Caption: Figure 1: Portable X-ray which shows an absence of the aortic knob (arrow) and inability to visualize the descending aorta, suggestive of a right-sided aortic arch.
A chest radiograph ordered to evaluate for lung metastasis revealed cardiomegaly, a sclerotic aortic knob, and a mass-like abnormality of unknown etiology in the right paratracheal region (Fig.
This scoring system, which divided the extent of calcification in the aortic arch into four grades, was as follows: grade 0, no visible calcification; grade 1, small spots of calcification or single thin calcification of the aortic knob; grade 2, one or more areas of thick calcification, but [less than or equal to]50% of the circular area of the aortic knob; grade 3, circular calcification with >50% of circular area of the aortic knob.
The patient was assessed as having a typical case of laryngeal carcinoma, but a chest x-ray examination showed a mass located near the aortic knob.
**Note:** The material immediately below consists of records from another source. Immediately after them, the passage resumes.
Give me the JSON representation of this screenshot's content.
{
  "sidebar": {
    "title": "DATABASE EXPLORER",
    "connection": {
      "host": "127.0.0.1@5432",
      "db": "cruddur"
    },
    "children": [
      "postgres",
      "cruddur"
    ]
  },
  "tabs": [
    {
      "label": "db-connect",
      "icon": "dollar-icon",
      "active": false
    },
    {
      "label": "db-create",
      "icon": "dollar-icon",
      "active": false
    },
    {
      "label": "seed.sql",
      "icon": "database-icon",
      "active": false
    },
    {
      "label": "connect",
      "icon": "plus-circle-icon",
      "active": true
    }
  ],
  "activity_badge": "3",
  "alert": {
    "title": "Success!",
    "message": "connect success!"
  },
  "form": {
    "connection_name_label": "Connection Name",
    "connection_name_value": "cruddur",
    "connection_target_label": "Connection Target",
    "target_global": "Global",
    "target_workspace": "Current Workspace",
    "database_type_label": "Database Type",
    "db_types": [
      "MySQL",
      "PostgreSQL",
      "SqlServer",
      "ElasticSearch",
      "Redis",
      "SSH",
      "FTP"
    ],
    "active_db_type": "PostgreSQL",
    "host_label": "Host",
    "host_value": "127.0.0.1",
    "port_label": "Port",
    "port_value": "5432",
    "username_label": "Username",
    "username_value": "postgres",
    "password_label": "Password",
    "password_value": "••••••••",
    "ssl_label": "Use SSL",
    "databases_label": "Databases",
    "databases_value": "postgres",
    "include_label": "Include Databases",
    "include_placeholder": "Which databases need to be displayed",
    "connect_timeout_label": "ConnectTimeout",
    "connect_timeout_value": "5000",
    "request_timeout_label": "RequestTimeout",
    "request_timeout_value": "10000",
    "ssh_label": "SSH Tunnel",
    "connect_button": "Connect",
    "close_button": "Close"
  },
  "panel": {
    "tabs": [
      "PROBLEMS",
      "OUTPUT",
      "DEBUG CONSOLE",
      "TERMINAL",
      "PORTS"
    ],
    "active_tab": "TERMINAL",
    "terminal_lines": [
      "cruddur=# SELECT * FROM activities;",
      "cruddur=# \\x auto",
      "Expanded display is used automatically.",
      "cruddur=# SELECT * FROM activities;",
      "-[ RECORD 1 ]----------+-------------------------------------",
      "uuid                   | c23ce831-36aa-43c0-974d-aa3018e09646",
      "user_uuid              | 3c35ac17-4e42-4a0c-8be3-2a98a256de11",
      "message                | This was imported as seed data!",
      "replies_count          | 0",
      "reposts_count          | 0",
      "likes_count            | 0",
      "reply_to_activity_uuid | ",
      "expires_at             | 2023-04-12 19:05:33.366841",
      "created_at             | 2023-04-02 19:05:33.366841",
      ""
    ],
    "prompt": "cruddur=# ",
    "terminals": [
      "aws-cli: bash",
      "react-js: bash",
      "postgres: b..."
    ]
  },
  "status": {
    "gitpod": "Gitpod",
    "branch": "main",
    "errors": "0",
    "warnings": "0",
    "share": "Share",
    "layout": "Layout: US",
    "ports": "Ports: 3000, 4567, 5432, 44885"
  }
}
The patient was referred to the thoracic surgery department for further evaluation.
The chest X-ray examination revealed a cardio-thoracic index of 0.48, with calcification of aortic knob and normal lung aspect (Figure 2).
On the other hand there is paucity of data regarding the size of the aortic knob (AK) in Indian population which can be easily visualized in the Postero-Anterior Chest X-ray which is the commonest imaging modality in both rural and urban areas of India and economically feasible as it is cheaper than any other imaging modalities like CT scan or MRI, though the latter techniques are better indicators in assessing cardiac conditions than the chest X-ray.
The initial diagnostic test is on-table AP chest radiography (CXR), which may show a widening of the mediastinum, the most common finding (> 90% of cases), and blunting of the aortic knob, seen in 19.4% of cases.
We included a photo of a clavicle insertion in which the blade, held in a reverse grip, is plunged behind the opponent's collar bone, on the left side of the chest, and shoved down so that the blade ruptures the aortic knob. This is a part of the heart where the major vessels enter and exit and includes the vena cava and the aorta-- puncture those hosepipes and you've got maybe 30 seconds before you bleed out internally.
* CXR: Marked cardiomegaly in chronic AR with dilatation of the aortic knob. The cor bovinum of severe AR is the biggest and heaviest heart in cardiac pathology.
TEE was able to find aortic arch atheromatous disease in 55% of patients with a normal chest X-ray, and 91% of those who had heavily calcified aortic knobs [13].